I would have definitely thrown away the “rule book” at a much earlier age and been more of a risk taker. I would have not lived my young life in the way that was expected of me, but would have followed my own path instead.
What are the most important business/or personal lessons you’ve learned along the way?
I think the most valuable lesson I have taken away from this experience is that you should never stop learning. Before I started this business I was a dinosaur when it came to the wonders of modern technology. I wasn’t sure that I could master social media, but I’ve learned that if you really want to reach your goals, then you simply need to be focused on achieving them and do whatever it takes. Age is not a barrier, our own fears are. Nothing is impossible.
Do you have a mantra that has guided you more than any other?
Be true to yourself.
Which women do you most admire and why?

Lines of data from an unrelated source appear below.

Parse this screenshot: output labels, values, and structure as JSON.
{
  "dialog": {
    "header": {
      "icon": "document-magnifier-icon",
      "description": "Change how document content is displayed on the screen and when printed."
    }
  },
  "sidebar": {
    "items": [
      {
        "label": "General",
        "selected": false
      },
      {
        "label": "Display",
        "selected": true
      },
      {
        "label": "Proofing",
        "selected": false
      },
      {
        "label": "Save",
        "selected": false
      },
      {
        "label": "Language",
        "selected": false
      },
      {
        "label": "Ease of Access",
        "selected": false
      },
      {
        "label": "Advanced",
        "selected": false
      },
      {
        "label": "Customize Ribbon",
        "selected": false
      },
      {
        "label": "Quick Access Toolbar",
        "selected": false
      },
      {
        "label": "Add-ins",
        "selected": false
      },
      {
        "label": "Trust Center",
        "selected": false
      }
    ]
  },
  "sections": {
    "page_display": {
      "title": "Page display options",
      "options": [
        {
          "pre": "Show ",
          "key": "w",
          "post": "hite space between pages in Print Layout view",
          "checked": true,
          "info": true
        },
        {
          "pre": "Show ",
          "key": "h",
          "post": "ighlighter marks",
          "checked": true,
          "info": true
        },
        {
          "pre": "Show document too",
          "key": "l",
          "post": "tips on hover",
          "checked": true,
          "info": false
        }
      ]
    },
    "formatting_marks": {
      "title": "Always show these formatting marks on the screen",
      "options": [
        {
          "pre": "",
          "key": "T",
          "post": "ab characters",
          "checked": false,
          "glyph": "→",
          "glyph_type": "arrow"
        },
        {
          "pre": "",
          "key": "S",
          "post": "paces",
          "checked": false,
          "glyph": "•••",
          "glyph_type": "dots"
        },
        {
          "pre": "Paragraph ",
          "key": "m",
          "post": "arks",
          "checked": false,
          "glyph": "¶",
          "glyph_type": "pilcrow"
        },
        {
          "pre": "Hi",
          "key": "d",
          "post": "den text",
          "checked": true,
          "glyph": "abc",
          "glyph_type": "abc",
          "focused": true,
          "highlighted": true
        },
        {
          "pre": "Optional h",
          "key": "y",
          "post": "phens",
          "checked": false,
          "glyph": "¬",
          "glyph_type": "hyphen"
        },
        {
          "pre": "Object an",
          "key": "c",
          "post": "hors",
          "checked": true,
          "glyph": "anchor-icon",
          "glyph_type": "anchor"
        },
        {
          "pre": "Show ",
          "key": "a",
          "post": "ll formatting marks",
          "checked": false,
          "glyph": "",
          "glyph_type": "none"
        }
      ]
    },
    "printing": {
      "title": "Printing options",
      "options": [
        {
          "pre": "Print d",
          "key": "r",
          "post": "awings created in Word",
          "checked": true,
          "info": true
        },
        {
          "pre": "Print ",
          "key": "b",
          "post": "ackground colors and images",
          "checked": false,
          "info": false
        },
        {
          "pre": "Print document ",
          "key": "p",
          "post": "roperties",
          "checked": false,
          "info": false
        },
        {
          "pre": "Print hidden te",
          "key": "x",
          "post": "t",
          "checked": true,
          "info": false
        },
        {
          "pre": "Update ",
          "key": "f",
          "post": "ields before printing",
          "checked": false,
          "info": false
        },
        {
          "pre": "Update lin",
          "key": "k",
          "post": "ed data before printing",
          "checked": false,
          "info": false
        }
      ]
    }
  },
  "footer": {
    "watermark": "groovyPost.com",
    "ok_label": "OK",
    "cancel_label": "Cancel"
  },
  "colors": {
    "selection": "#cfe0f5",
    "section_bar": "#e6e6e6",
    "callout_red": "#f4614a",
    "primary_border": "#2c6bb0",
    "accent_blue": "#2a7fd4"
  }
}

I truly admire the incredible, self-proclaimed “geriatric starlet” Iris Apfel, who at the age of 93 is busier than ever with her fashion accessories line, documentary, and modeling contracts for Kate Spade and Alexis Bittar. She became a fashion darling well into her 80s, and has never looked back.
Is there anything that people consistently misunderstand about you?
My name really is Dorrie. Not Dorthy. Not Doris. Not Dari. It’s an unusual name and people tend to want to call me something else, especially in interviews. Luckily I’m used to it.
How can Mutton Club readers find out more about what you do?
People can follow Senior Style Bible in a number of different ways….
Come be part of our great community of fabulous women over 50! (MC note: And younger! Please!)
You may also like Midlife Reinvention and Michelle Pozon, Closet Guru – Helping Women Love Their Clothes.